Why do we assume that business firms are engaged in the “pursuit of self-interest,” but that government bureaucracies are engaged in “public service”?

Far be it from me to suggest that businessmen don’t pursue their interests.  Of course they do.  They want greater profits, a larger market share, and higher stature.

But so do government bureaucrats.  They want greater budgets, a larger number of clients, and higher prestige.  They too build fiefdoms and empires.

To achieve their goals, both businessmen and bureaucrats provide goods and services.  In this sense, both do something for the public (or anyway, for someone).  But how well do they do it?  Unless they have monopolies – which are difficult to preserve without government collusion -- businessmen have to provide goods and services at a reasonable price, or they will be squeezed out by other firms.  For bureaucrats, efficiency is a much smaller concern, because the price of what they offer is hidden in taxes, and they don’t have to compete.

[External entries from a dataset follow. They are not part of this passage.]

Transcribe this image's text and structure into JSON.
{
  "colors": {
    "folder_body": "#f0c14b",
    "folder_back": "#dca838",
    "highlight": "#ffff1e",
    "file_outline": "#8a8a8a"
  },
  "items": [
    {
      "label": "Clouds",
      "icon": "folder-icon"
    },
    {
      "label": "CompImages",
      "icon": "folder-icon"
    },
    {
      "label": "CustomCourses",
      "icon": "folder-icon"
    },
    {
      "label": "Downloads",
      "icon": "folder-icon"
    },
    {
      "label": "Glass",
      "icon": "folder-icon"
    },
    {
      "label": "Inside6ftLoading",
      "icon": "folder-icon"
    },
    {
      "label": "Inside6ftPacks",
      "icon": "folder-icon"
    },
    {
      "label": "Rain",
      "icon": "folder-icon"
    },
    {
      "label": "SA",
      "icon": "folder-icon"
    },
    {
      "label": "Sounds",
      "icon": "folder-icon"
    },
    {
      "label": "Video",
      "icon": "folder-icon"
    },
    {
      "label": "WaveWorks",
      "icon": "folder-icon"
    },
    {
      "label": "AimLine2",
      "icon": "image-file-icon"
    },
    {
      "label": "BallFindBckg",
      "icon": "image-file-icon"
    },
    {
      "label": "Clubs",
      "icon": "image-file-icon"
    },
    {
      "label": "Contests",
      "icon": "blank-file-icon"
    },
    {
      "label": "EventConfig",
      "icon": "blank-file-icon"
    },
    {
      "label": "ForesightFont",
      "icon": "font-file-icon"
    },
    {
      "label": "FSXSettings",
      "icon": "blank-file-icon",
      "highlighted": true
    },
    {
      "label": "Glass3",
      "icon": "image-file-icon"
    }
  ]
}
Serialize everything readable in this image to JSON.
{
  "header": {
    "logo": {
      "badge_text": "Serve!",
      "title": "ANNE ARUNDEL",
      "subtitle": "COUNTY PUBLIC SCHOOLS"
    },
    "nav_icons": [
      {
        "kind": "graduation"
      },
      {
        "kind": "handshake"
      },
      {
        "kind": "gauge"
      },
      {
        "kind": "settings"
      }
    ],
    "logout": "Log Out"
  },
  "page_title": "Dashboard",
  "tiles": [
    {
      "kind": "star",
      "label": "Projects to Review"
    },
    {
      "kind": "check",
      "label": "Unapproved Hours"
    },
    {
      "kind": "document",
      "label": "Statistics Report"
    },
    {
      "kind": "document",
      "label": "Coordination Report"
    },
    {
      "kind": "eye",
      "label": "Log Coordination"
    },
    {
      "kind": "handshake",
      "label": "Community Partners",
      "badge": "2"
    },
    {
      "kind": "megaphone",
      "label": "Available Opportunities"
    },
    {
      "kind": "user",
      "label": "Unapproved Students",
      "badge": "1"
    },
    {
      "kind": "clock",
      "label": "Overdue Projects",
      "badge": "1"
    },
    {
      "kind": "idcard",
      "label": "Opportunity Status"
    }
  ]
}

We rightly turn over certain functions to the government, because there is no sensible alternative.  National defense, for example, must be provided by public authority; so must the making of laws.

But not many goods and services meet this criterion, and to think that earning a living in business is selfish, but that earning it from government is virtuous, is simply absurd.

Tomorrow:  Straw Men and Other Silly Arguments